What is Ethical Fashion?


Ethical fashion is an umbrella term describing fashion designed and produced in ways that respect workers and protect the environment.

As a global citizen, you have power to influence change for the 60 million garment workers around the world who may be working in unjust, exploitative conditions. All you need is a voice and a willingness to act on your convictions to see a better world for all.

Everyone Deserves to Live a Life of Dignity in a Healthy Environment


But for many workers in the global fashion industry, this is far from their daily experience. Modern slavery, forced and child labour, water pollution, and climate change are all major issues the fashion industry has contributed to.

Cotton worker holding bundled up cotton on his shoulders.
60+ million people

60+ million people employed in various stages of clothing production.

Aerial shot of Dhaka, Bangladesh.
10 per cent of global GGE

Up to 10 per cent of global greenhouse gas emissions come from fashion production.

Women in a garment factory sewing garments.
The COVID-19 pandemic

The COVID pandemic has pushed more vulnerable workers into modern slavery.

The fashion industry is among the top five industries globally for modern slavery risk.

Most exploitation occurs in hidden parts of supply chains where companies have limited or no visibility—the deeper tiers like cotton farms, fabric mills, and subcontractors. Supply chain tracing remains one of fashion’s biggest challenges.
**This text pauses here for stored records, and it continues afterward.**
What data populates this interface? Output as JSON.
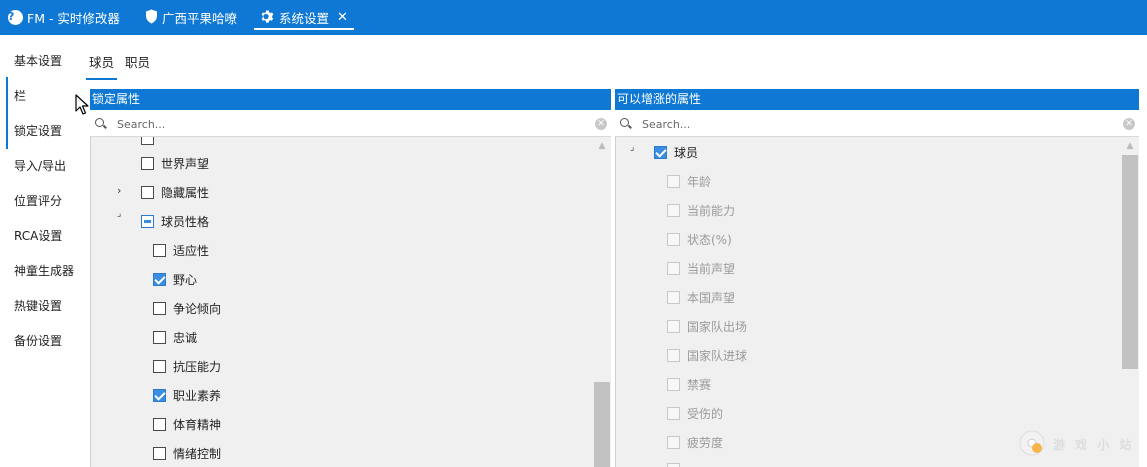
{
  "top_tabs": [
    {
      "label": "FM - 实时修改器",
      "icon": "help-icon"
    },
    {
      "label": "广西平果哈嘹",
      "icon": "shield-icon"
    },
    {
      "label": "系统设置",
      "icon": "gear-icon",
      "active": true,
      "close": "✕"
    }
  ],
  "left_nav": [
    {
      "label": "基本设置"
    },
    {
      "label": "栏",
      "active": true
    },
    {
      "label": "锁定设置",
      "active": true
    },
    {
      "label": "导入/导出"
    },
    {
      "label": "位置评分"
    },
    {
      "label": "RCA设置"
    },
    {
      "label": "神童生成器"
    },
    {
      "label": "热键设置"
    },
    {
      "label": "备份设置"
    }
  ],
  "sub_tabs": [
    {
      "label": "球员",
      "active": true
    },
    {
      "label": "职员"
    }
  ],
  "left_panel": {
    "header": "锁定属性",
    "search_placeholder": "Search...",
    "items": [
      {
        "label": "世界声望",
        "state": "unchecked"
      },
      {
        "label": "隐藏属性",
        "state": "unchecked",
        "expander": "collapsed"
      },
      {
        "label": "球员性格",
        "state": "partial",
        "expander": "expanded"
      },
      {
        "label": "适应性",
        "state": "unchecked"
      },
      {
        "label": "野心",
        "state": "checked"
      },
      {
        "label": "争论倾向",
        "state": "unchecked"
      },
      {
        "label": "忠诚",
        "state": "unchecked"
      },
      {
        "label": "抗压能力",
        "state": "unchecked"
      },
      {
        "label": "职业素养",
        "state": "checked"
      },
      {
        "label": "体育精神",
        "state": "unchecked"
      },
      {
        "label": "情绪控制",
        "state": "unchecked"
      }
    ]
  },
  "right_panel": {
    "header": "可以增涨的属性",
    "search_placeholder": "Search...",
    "root": {
      "label": "球员",
      "state": "checked",
      "expander": "expanded"
    },
    "items": [
      {
        "label": "年龄"
      },
      {
        "label": "当前能力"
      },
      {
        "label": "状态(%)"
      },
      {
        "label": "当前声望"
      },
      {
        "label": "本国声望"
      },
      {
        "label": "国家队出场"
      },
      {
        "label": "国家队进球"
      },
      {
        "label": "禁赛"
      },
      {
        "label": "受伤的"
      },
      {
        "label": "疲劳度"
      }
    ]
  },
  "watermark": "游 戏 小 站",
  "colors": {
    "accent": "#0f78d4",
    "tree_bg": "#f0f0f0",
    "check": "#3b8de0"
  }
}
But knowing where materials come from is foundational to ensuring workers—and the environment—are treated with respect.

Exploitation & Poverty


What Does Worker Exploitation Have To Do with Poverty?


The United Nations defines poverty as more than a lack of income and access to necessary resources. Poverty affects all parts of a person’s life including their health, education, work, and opportunities in life.

Several factors, including unemployment, social exclusion and vulnerability to disasters and diseases, create conditions for poverty. Ten per cent of the world’s population live in extreme poverty, earning less than $1.90 a day. This group often includes garment workers, like those in Bangladesh where the minimum daily wage is just over 70 cents AUD.

While the first United Nations sustainable development goal is to end poverty in all forms by 2030, little progress has been made to improve supply chain practices and protect workers. And for the first time in over 20 years, there has been an increase in extreme poverty, primarily due to the COVID-19 pandemic.

The fashion industry benefits from low wages in garment producing countries where poverty levels are high. The less they pay workers, the higher their profits. With only 13 per cent of companies committed to working towards living wages, there is far more companies must do to help end extreme poverty.

At Baptist World Aid, we continue to dream of a world where poverty has ended and all people—including garment workers— experience fullness of life as God intends.

What Can YOU Do?

Whilst primary responsibility for ethical production sits with companies, citizens can play a role in helping shift industry practice—and broader systems impacting workers and the environment—by engaging in the ethical fashion movement. Your actions can make a difference!

A woman in a crowd speaks with her hand up
Speak Out To Brands

Use our simple online tool to send a pre-written email to brands, thanking them for their action or asking them to do better.


A pair of hands holding a mug on a white table
Speak Out To Your Social Circles

Have a conversation with family and friends about why ethical fashion is important. Take things even further by hosting a clothes swap.


Shot of Australian Parliament House at night.
Speak Out To Government

Let your MP know you want to see Australia be a global leader on modern slavery, human rights, and environmental protection laws.


A woman in a cloth masks looks at clothing in a store
Make Informed Purchases

Before tapping your credit card, use our Brand Finder to see scores for almost 600 brands assessed on their efforts to mitigate worker exploitation and environmental degradation.


Two mannequins on display.
Assess Your Shopping Habits

Think more deeply about why you’re buying. The truth is, the most sustainable is the one you already have. Reduce, reuse, repair, and recirculate.


A close up of a smiling woman
Need More Resources?

Looking for more ethical fashion and advocacy related resources? Look no further.